EXERCISE OBJECTIVE |
Your response should contain each line of the data that includes "photo".

==========

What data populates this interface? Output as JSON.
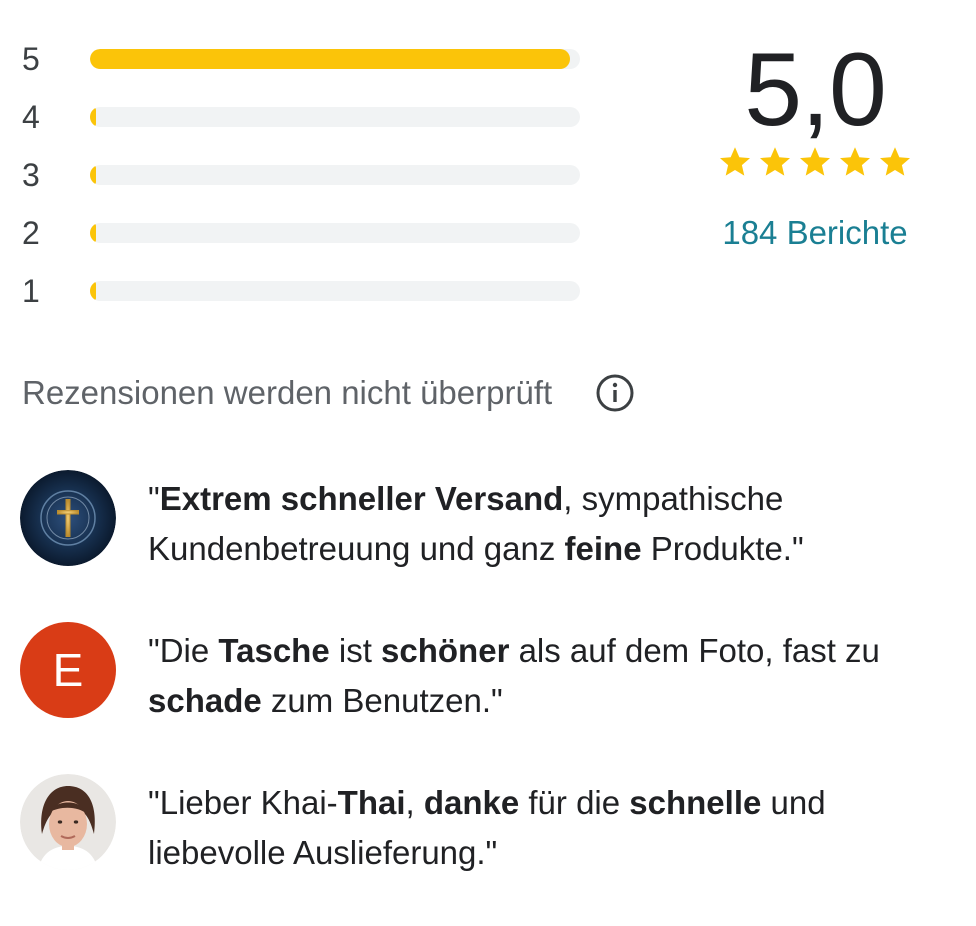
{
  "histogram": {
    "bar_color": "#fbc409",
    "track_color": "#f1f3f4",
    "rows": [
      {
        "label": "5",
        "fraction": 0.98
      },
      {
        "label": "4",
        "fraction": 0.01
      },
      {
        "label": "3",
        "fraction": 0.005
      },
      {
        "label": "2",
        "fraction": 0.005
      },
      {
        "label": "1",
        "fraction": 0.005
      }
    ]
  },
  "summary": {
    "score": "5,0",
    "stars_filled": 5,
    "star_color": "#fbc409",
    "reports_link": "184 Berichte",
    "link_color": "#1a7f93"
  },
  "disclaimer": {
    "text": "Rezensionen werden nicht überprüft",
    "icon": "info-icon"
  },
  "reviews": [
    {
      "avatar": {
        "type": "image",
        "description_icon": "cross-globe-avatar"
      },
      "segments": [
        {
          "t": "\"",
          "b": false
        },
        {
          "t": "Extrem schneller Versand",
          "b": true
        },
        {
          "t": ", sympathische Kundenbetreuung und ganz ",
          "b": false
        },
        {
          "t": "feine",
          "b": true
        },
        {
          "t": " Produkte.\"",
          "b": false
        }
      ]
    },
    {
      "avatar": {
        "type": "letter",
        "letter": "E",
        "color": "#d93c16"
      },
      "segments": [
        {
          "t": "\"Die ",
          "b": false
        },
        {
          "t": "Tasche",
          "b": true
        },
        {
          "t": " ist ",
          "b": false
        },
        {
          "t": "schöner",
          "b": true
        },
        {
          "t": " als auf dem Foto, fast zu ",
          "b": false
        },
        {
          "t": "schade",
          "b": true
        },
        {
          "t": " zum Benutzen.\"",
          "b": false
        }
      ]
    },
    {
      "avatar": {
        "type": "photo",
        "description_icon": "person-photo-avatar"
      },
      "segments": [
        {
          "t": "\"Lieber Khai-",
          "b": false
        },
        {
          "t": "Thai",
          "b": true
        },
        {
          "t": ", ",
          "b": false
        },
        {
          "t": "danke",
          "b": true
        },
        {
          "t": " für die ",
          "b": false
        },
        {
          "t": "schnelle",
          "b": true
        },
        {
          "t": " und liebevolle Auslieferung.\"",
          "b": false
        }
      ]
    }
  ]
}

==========

EXERCISE ANSWER |
        "type": "photo",
        "description_icon": "person-photo-avatar"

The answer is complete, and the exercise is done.